Steps To Business Financing

When it comes to debt financing, most US small businesses turn to our traditional financial institutions, such as unsecured loan services, to find small business financing.

Some take out short-term business loans, which need to be repaid (with interest) within a set period such as 180 days. These are sometimes called demand loans, because they can be called in by the lender (the bank) at any time.

Longer term business loans are also frequently used as small business financing. Term loans are usually used to finance particular assets, such as building renovations or capital equipment.

Other businesses depend on unsecured loans and/or lines of credit for their financing. Through agreement with the financial institution, your business has a set amount of credit that you can draw upon. While a line of credit gives you the flexibility to pay day-to-day expenses or meet cash flow crises, whatever amount of money you use has to be paid back, and you pay interest on the outstanding balance.

Many financial institutions now offer unsecured credit cards especially designed for small businesses – and credit cards are a popular way for small businesses to finance startup and operating expenses.

However, credit cards are some of the most expensive financing available, in terms of their interest rates. They’re best used as a convenience for day to day expenses, if you pay off the balance in its entirety each month.

Traditional sources of small business financing are not available to all small businesses.
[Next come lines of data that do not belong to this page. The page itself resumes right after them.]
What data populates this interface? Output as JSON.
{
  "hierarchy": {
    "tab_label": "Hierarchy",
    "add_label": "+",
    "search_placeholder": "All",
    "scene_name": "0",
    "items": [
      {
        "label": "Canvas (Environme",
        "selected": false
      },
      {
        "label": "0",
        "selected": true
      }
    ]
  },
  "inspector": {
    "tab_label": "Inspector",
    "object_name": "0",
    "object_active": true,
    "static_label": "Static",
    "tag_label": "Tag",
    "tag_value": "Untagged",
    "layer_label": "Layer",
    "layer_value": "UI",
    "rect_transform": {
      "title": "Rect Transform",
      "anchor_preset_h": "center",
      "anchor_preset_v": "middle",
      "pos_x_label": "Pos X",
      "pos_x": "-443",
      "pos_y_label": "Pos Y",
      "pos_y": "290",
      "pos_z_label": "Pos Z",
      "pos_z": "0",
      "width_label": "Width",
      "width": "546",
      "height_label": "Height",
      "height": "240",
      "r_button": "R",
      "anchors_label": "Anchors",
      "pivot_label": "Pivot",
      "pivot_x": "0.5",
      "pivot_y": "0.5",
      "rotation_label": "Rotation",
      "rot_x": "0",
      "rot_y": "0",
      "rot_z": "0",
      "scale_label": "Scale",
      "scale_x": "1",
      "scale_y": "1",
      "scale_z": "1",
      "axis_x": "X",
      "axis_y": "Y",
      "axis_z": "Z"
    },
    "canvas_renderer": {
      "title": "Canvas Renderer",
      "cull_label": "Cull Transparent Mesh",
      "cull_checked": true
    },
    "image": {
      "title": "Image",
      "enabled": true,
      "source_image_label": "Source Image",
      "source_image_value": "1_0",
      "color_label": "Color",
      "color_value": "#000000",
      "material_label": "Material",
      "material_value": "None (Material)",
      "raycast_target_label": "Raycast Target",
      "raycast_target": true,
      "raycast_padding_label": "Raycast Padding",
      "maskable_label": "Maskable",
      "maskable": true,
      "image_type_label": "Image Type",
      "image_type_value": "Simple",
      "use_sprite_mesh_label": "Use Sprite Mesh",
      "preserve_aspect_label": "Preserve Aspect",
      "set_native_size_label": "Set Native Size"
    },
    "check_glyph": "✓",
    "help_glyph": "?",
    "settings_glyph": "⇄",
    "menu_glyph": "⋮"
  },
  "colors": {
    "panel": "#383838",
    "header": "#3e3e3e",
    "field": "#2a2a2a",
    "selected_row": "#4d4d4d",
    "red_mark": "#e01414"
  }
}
Start up businesses may have an especially difficult time meeting bank requirements for debt financing.